At the start of 2011, Langley seemed to be a lock to make Walker Cup team, Langley and Holtgrieve both being natives of St. Louis. After winning the 2010 NCAA championship and sharing low amateur honors at the U.S. Open, the 22-year-old Illinois collegian reached the quarterfinals of the 2010 U.S. Amateur at Chambers Bay.
Yet in the spring of 2011, Langley's swing sudden disappeared and his results left lots to be desired. Langley admits falling into bad habits by moving in his swing while trying to hit low shots in the wind.
After graduation in May and a T-129 finish at NCAAs, Langley moved to Florida, where be rededicated his efforts to fixing things. At the Western Amateur last month, Langley said he finally felt as if things were starting to turn around.
Still, he knew that this week's championship would be critical if he were to justify using a pick on him. "I wanted to come into this week and give them a good reason to pick me. And I feel like i did that," Langley said. "I needed to step up and I did.
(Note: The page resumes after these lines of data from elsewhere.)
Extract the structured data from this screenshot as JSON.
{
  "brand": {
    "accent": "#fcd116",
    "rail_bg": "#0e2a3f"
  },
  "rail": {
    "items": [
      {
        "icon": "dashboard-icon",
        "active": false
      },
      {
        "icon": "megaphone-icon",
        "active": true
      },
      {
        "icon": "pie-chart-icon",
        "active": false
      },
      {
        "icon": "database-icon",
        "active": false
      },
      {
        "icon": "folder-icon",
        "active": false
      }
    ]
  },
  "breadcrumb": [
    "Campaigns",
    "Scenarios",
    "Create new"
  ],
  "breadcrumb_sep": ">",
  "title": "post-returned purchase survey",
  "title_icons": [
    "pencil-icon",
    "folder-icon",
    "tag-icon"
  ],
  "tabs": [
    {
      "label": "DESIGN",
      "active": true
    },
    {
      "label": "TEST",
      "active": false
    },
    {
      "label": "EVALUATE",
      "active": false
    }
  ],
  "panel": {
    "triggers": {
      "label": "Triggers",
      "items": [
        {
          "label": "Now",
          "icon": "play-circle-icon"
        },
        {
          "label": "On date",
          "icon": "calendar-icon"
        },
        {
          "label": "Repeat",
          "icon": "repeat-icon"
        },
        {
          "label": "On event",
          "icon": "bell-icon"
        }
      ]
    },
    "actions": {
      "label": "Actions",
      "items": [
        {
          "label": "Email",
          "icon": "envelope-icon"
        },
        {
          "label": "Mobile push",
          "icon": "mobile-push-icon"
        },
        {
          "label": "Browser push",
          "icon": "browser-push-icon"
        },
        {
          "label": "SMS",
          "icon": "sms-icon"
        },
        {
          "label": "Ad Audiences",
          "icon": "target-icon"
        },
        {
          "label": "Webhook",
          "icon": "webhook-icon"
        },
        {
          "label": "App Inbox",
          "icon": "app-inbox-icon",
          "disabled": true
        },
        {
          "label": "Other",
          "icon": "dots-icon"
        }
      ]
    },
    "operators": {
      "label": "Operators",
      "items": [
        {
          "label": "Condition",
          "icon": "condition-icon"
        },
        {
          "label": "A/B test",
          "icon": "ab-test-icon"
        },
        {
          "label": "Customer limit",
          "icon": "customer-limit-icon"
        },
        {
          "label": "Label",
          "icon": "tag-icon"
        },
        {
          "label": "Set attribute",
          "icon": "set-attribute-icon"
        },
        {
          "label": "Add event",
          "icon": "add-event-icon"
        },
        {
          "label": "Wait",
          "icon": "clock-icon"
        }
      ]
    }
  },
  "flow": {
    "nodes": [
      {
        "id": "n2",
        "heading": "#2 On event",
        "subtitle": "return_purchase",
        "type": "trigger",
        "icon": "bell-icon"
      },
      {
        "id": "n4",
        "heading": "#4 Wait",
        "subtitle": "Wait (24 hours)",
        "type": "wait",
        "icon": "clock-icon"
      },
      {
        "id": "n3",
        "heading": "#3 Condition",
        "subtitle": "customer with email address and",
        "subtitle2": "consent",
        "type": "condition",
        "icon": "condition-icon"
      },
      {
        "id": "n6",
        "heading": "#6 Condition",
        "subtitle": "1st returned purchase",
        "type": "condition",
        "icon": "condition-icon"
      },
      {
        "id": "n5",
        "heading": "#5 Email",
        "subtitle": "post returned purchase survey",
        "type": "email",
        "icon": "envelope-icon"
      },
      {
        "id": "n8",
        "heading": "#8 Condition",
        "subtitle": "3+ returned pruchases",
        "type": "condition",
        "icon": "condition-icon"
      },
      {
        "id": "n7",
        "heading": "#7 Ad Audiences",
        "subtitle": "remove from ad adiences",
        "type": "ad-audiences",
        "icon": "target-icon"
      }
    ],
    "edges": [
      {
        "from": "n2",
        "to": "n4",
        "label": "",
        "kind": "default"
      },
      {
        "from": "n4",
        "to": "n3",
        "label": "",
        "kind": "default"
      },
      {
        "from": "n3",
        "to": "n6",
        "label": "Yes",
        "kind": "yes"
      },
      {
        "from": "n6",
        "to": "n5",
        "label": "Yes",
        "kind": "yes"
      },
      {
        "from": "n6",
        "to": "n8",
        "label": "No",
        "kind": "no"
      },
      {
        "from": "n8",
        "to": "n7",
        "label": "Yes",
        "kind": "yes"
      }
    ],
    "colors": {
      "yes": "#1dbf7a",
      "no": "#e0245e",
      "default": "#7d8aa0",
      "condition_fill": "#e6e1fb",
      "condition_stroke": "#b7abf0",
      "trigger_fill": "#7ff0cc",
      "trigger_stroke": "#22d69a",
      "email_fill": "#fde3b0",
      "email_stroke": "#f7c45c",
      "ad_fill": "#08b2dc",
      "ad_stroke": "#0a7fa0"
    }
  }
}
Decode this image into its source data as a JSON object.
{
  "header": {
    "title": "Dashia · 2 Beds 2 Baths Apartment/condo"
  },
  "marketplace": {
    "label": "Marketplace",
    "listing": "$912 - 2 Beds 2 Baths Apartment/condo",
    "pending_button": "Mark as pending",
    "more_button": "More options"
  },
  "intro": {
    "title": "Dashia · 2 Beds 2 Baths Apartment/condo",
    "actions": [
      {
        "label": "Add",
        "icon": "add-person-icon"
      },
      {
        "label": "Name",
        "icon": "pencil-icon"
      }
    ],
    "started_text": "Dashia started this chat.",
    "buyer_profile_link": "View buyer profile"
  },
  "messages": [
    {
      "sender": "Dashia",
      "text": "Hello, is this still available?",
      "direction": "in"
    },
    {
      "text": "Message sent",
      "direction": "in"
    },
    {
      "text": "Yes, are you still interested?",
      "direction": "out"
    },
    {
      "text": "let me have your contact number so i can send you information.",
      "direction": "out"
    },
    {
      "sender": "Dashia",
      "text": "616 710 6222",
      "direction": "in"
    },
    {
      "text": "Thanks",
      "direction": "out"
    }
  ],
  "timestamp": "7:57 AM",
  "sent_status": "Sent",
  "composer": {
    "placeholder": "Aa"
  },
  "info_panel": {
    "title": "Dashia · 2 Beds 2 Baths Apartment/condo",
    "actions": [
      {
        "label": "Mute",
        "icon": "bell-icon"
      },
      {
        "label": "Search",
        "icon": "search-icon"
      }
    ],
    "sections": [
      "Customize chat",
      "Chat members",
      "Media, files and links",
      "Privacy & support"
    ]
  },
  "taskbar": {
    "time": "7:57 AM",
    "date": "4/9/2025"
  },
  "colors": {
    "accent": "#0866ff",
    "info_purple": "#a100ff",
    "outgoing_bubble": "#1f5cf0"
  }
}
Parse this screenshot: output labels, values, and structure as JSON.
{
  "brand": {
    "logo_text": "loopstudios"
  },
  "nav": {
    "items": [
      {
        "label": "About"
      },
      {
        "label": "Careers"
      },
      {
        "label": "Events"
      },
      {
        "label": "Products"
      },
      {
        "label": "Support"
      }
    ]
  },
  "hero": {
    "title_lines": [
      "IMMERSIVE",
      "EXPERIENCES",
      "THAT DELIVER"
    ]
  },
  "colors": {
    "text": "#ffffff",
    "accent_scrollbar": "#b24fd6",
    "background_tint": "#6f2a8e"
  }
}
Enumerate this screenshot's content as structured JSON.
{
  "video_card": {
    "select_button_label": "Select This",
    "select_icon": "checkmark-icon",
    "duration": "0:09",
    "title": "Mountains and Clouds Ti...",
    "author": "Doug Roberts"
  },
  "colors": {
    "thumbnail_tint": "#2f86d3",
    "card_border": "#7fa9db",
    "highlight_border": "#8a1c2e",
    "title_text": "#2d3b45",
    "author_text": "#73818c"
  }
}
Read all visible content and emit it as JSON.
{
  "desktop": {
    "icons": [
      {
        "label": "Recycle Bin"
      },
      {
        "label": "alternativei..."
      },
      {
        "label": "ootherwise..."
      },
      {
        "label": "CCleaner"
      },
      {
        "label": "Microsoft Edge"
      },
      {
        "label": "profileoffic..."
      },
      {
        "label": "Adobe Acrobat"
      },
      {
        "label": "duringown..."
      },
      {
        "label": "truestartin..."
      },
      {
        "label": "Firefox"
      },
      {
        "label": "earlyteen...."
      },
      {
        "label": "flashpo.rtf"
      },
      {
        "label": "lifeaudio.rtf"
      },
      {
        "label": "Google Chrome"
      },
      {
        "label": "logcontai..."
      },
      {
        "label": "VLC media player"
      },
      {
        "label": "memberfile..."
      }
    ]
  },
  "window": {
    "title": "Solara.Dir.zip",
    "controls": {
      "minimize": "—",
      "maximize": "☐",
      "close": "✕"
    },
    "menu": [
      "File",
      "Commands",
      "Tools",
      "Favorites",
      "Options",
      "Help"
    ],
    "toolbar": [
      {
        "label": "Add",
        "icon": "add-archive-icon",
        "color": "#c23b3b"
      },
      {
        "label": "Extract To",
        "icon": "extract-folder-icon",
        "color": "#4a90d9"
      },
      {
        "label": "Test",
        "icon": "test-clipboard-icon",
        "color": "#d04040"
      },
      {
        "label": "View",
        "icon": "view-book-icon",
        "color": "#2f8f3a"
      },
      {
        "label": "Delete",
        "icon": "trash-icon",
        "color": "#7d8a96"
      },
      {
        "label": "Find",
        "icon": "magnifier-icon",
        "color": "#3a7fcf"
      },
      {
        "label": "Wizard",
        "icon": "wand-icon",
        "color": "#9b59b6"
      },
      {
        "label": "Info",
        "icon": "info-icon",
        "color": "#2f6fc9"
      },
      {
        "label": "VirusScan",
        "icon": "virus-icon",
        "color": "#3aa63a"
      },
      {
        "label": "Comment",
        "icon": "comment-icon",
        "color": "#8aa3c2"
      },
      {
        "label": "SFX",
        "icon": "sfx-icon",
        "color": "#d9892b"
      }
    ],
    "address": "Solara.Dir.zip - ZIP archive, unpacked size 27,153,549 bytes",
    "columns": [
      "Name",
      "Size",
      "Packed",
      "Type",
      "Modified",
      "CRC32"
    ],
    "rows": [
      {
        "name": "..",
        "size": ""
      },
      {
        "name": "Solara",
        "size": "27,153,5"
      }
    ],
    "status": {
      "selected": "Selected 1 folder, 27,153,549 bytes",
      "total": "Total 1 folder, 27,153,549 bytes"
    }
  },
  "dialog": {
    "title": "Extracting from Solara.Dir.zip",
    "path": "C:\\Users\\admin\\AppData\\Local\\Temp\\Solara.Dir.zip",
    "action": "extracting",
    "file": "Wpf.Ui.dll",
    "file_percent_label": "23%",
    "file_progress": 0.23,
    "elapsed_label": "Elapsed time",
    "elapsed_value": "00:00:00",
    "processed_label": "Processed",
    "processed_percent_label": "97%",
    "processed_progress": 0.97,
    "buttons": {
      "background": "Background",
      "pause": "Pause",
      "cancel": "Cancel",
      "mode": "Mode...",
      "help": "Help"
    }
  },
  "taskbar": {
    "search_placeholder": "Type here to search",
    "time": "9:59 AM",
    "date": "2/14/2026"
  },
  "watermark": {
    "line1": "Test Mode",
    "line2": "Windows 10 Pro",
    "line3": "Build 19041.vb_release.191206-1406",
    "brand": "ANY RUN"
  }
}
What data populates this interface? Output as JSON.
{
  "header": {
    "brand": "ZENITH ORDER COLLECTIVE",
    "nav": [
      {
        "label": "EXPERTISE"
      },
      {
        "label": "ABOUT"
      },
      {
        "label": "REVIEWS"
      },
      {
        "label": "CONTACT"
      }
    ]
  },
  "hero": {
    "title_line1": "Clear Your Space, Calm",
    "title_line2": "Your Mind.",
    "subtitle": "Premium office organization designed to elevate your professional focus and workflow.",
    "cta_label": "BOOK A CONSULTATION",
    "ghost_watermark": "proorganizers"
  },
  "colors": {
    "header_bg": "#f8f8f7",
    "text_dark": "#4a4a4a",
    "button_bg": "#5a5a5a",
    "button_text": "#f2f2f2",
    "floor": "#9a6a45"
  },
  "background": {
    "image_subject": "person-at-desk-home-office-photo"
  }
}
It would have been great to beat Peter today. Obviously I wanted to. I think it would have helped my chances. But I'm happy with what I did. To come back from what I did this summer and do this here means more to me, whether or not I make the team."
Unlike Peterson and Langley, Jordan Spieth has another match to try to prove to the selection committee that he too is deserving of being selected for the team. The 18-year-old from Dallas took out Ben Geyer, 7 and 5, in the third round to advance to Friday afternoon's quarterfinals.
Spieth was runner-up to Peterson at the Jones Cup in February and fifth at the Azalea, but had no other top finishes in amateur events this summer. He did, however, claim the U.S. Junior title for the second time in his career, becoming just the second player to win the championship multiple times.
"I know the pressure is on," Spieth said Thursday after winning his second round match against Lee Bedford. "I know if I win it I'll be selected, so I'm just going to try and do that."
When 26-year-old Bobby Leopold lost on the 19th hole against Jordan Russell in their third round match, it guaranteed that a mid-amateur would not reach the quarterfinals for a fifth straight year, extending the longest streak in the championship's history in which a mid-am has failed to reach the final eight. The last mid-am to be a quarterfinalist was Trip Kuehne in 2006 at Hazeltine National.
The previous longest streak without a mid-am in the quarters? Just two years, most recently happening in 2001-02.